■ Input data:
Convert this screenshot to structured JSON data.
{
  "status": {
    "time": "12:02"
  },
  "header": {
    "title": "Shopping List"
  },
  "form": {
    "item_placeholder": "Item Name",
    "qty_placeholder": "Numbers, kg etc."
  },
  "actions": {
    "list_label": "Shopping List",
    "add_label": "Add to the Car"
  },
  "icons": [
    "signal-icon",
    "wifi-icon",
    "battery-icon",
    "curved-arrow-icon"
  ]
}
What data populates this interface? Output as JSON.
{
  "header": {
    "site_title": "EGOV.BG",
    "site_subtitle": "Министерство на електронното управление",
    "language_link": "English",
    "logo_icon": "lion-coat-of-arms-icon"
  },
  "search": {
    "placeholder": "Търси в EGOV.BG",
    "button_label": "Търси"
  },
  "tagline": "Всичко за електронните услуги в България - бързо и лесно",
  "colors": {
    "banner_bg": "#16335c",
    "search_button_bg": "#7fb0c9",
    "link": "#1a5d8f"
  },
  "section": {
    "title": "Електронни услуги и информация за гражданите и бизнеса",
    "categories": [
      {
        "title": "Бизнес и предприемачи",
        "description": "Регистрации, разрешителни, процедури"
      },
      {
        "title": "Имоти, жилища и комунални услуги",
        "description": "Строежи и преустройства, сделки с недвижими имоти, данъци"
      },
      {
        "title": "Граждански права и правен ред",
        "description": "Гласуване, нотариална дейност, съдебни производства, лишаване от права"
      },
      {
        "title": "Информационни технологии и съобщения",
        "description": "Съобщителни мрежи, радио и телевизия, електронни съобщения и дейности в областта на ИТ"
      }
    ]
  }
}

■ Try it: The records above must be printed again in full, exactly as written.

■ Response below:
Convert this screenshot to structured JSON data.
{
  "status": {
    "time": "12:02"
  },
  "header": {
    "title": "Shopping List"
  },
  "form": {
    "item_placeholder": "Item Name",
    "qty_placeholder": "Numbers, kg etc."
  },
  "actions": {
    "list_label": "Shopping List",
    "add_label": "Add to the Car"
  },
  "icons": [
    "signal-icon",
    "wifi-icon",
    "battery-icon",
    "curved-arrow-icon"
  ]
}
What data populates this interface? Output as JSON.
{
  "header": {
    "site_title": "EGOV.BG",
    "site_subtitle": "Министерство на електронното управление",
    "language_link": "English",
    "logo_icon": "lion-coat-of-arms-icon"
  },
  "search": {
    "placeholder": "Търси в EGOV.BG",
    "button_label": "Търси"
  },
  "tagline": "Всичко за електронните услуги в България - бързо и лесно",
  "colors": {
    "banner_bg": "#16335c",
    "search_button_bg": "#7fb0c9",
    "link": "#1a5d8f"
  },
  "section": {
    "title": "Електронни услуги и информация за гражданите и бизнеса",
    "categories": [
      {
        "title": "Бизнес и предприемачи",
        "description": "Регистрации, разрешителни, процедури"
      },
      {
        "title": "Имоти, жилища и комунални услуги",
        "description": "Строежи и преустройства, сделки с недвижими имоти, данъци"
      },
      {
        "title": "Граждански права и правен ред",
        "description": "Гласуване, нотариална дейност, съдебни производства, лишаване от права"
      },
      {
        "title": "Информационни технологии и съобщения",
        "description": "Съобщителни мрежи, радио и телевизия, електронни съобщения и дейности в областта на ИТ"
      }
    ]
  }
}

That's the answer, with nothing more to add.